What is expected ->
Reproduce all the records word for word. Omit images.

[Items from an interface collection]
+ + +

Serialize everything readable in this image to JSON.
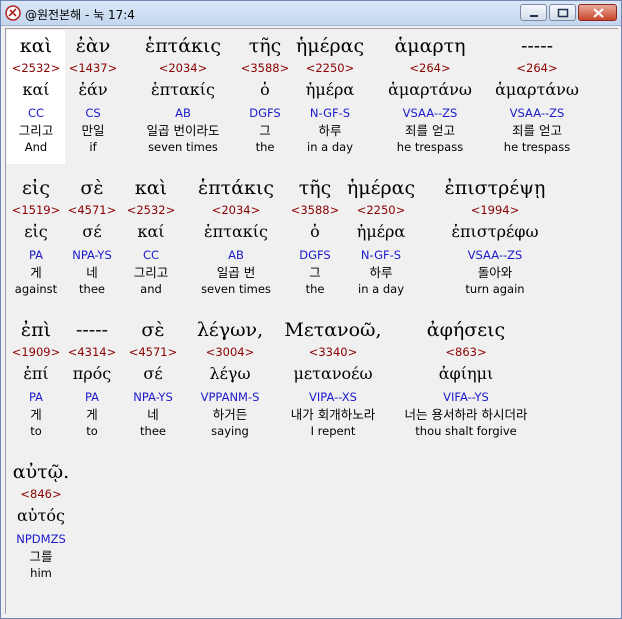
{
  "window": {
    "title": "@원전본해 - 눅 17:4"
  },
  "verse_rows": [
    {
      "words": [
        {
          "greek": "καὶ",
          "number": "<2532>",
          "lemma": "καί",
          "parse": "CC",
          "korean": "그리고",
          "english": "And"
        },
        {
          "greek": "ἐὰν",
          "number": "<1437>",
          "lemma": "ἐάν",
          "parse": "CS",
          "korean": "만일",
          "english": "if"
        },
        {
          "greek": "ἑπτάκις",
          "number": "<2034>",
          "lemma": "ἑπτακίς",
          "parse": "AB",
          "korean": "일곱 번이라도",
          "english": "seven times"
        },
        {
          "greek": "τῆς",
          "number": "<3588>",
          "lemma": "ὁ",
          "parse": "DGFS",
          "korean": "그",
          "english": "the"
        },
        {
          "greek": "ἡμέρας",
          "number": "<2250>",
          "lemma": "ἡμέρα",
          "parse": "N-GF-S",
          "korean": "하루",
          "english": "in a day"
        },
        {
          "greek": "ἁμαρτη",
          "number": "<264>",
          "lemma": "ἁμαρτάνω",
          "parse": "VSAA--ZS",
          "korean": "죄를 얻고",
          "english": "he trespass"
        },
        {
          "greek": "-----",
          "number": "<264>",
          "lemma": "ἁμαρτάνω",
          "parse": "VSAA--ZS",
          "korean": "죄를 얻고",
          "english": "he trespass"
        }
      ]
    },
    {
      "words": [
        {
          "greek": "εἰς",
          "number": "<1519>",
          "lemma": "εἰς",
          "parse": "PA",
          "korean": "게",
          "english": "against"
        },
        {
          "greek": "σὲ",
          "number": "<4571>",
          "lemma": "σέ",
          "parse": "NPA-YS",
          "korean": "네",
          "english": "thee"
        },
        {
          "greek": "καὶ",
          "number": "<2532>",
          "lemma": "καί",
          "parse": "CC",
          "korean": "그리고",
          "english": "and"
        },
        {
          "greek": "ἑπτάκις",
          "number": "<2034>",
          "lemma": "ἑπτακίς",
          "parse": "AB",
          "korean": "일곱 번",
          "english": "seven times"
        },
        {
          "greek": "τῆς",
          "number": "<3588>",
          "lemma": "ὁ",
          "parse": "DGFS",
          "korean": "그",
          "english": "the"
        },
        {
          "greek": "ἡμέρας",
          "number": "<2250>",
          "lemma": "ἡμέρα",
          "parse": "N-GF-S",
          "korean": "하루",
          "english": "in a day"
        },
        {
          "greek": "ἐπιστρέψῃ",
          "number": "<1994>",
          "lemma": "ἐπιστρέφω",
          "parse": "VSAA--ZS",
          "korean": "돌아와",
          "english": "turn again"
        }
      ]
    },
    {
      "words": [
        {
          "greek": "ἐπὶ",
          "number": "<1909>",
          "lemma": "ἐπί",
          "parse": "PA",
          "korean": "게",
          "english": "to"
        },
        {
          "greek": "-----",
          "number": "<4314>",
          "lemma": "πρός",
          "parse": "PA",
          "korean": "게",
          "english": "to"
        },
        {
          "greek": "σὲ",
          "number": "<4571>",
          "lemma": "σέ",
          "parse": "NPA-YS",
          "korean": "네",
          "english": "thee"
        },
        {
          "greek": "λέγων,",
          "number": "<3004>",
          "lemma": "λέγω",
          "parse": "VPPANM-S",
          "korean": "하거든",
          "english": "saying"
        },
        {
          "greek": "Μετανοῶ,",
          "number": "<3340>",
          "lemma": "μετανοέω",
          "parse": "VIPA--XS",
          "korean": "내가 회개하노라",
          "english": "I repent"
        },
        {
          "greek": "ἀφήσεις",
          "number": "<863>",
          "lemma": "ἀφίημι",
          "parse": "VIFA--YS",
          "korean": "너는 용서하라 하시더라",
          "english": "thou shalt forgive"
        }
      ]
    },
    {
      "words": [
        {
          "greek": "αὐτῷ.",
          "number": "<846>",
          "lemma": "αὐτός",
          "parse": "NPDMZS",
          "korean": "그를",
          "english": "him"
        }
      ]
    }
  ]
}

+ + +

Response ->
Serialize everything readable in this image to JSON.
{
  "window": {
    "title": "@원전본해 - 눅 17:4"
  },
  "verse_rows": [
    {
      "words": [
        {
          "greek": "καὶ",
          "number": "<2532>",
          "lemma": "καί",
          "parse": "CC",
          "korean": "그리고",
          "english": "And"
        },
        {
          "greek": "ἐὰν",
          "number": "<1437>",
          "lemma": "ἐάν",
          "parse": "CS",
          "korean": "만일",
          "english": "if"
        },
        {
          "greek": "ἑπτάκις",
          "number": "<2034>",
          "lemma": "ἑπτακίς",
          "parse": "AB",
          "korean": "일곱 번이라도",
          "english": "seven times"
        },
        {
          "greek": "τῆς",
          "number": "<3588>",
          "lemma": "ὁ",
          "parse": "DGFS",
          "korean": "그",
          "english": "the"
        },
        {
          "greek": "ἡμέρας",
          "number": "<2250>",
          "lemma": "ἡμέρα",
          "parse": "N-GF-S",
          "korean": "하루",
          "english": "in a day"
        },
        {
          "greek": "ἁμαρτη",
          "number": "<264>",
          "lemma": "ἁμαρτάνω",
          "parse": "VSAA--ZS",
          "korean": "죄를 얻고",
          "english": "he trespass"
        },
        {
          "greek": "-----",
          "number": "<264>",
          "lemma": "ἁμαρτάνω",
          "parse": "VSAA--ZS",
          "korean": "죄를 얻고",
          "english": "he trespass"
        }
      ]
    },
    {
      "words": [
        {
          "greek": "εἰς",
          "number": "<1519>",
          "lemma": "εἰς",
          "parse": "PA",
          "korean": "게",
          "english": "against"
        },
        {
          "greek": "σὲ",
          "number": "<4571>",
          "lemma": "σέ",
          "parse": "NPA-YS",
          "korean": "네",
          "english": "thee"
        },
        {
          "greek": "καὶ",
          "number": "<2532>",
          "lemma": "καί",
          "parse": "CC",
          "korean": "그리고",
          "english": "and"
        },
        {
          "greek": "ἑπτάκις",
          "number": "<2034>",
          "lemma": "ἑπτακίς",
          "parse": "AB",
          "korean": "일곱 번",
          "english": "seven times"
        },
        {
          "greek": "τῆς",
          "number": "<3588>",
          "lemma": "ὁ",
          "parse": "DGFS",
          "korean": "그",
          "english": "the"
        },
        {
          "greek": "ἡμέρας",
          "number": "<2250>",
          "lemma": "ἡμέρα",
          "parse": "N-GF-S",
          "korean": "하루",
          "english": "in a day"
        },
        {
          "greek": "ἐπιστρέψῃ",
          "number": "<1994>",
          "lemma": "ἐπιστρέφω",
          "parse": "VSAA--ZS",
          "korean": "돌아와",
          "english": "turn again"
        }
      ]
    },
    {
      "words": [
        {
          "greek": "ἐπὶ",
          "number": "<1909>",
          "lemma": "ἐπί",
          "parse": "PA",
          "korean": "게",
          "english": "to"
        },
        {
          "greek": "-----",
          "number": "<4314>",
          "lemma": "πρός",
          "parse": "PA",
          "korean": "게",
          "english": "to"
        },
        {
          "greek": "σὲ",
          "number": "<4571>",
          "lemma": "σέ",
          "parse": "NPA-YS",
          "korean": "네",
          "english": "thee"
        },
        {
          "greek": "λέγων,",
          "number": "<3004>",
          "lemma": "λέγω",
          "parse": "VPPANM-S",
          "korean": "하거든",
          "english": "saying"
        },
        {
          "greek": "Μετανοῶ,",
          "number": "<3340>",
          "lemma": "μετανοέω",
          "parse": "VIPA--XS",
          "korean": "내가 회개하노라",
          "english": "I repent"
        },
        {
          "greek": "ἀφήσεις",
          "number": "<863>",
          "lemma": "ἀφίημι",
          "parse": "VIFA--YS",
          "korean": "너는 용서하라 하시더라",
          "english": "thou shalt forgive"
        }
      ]
    },
    {
      "words": [
        {
          "greek": "αὐτῷ.",
          "number": "<846>",
          "lemma": "αὐτός",
          "parse": "NPDMZS",
          "korean": "그를",
          "english": "him"
        }
      ]
    }
  ]
}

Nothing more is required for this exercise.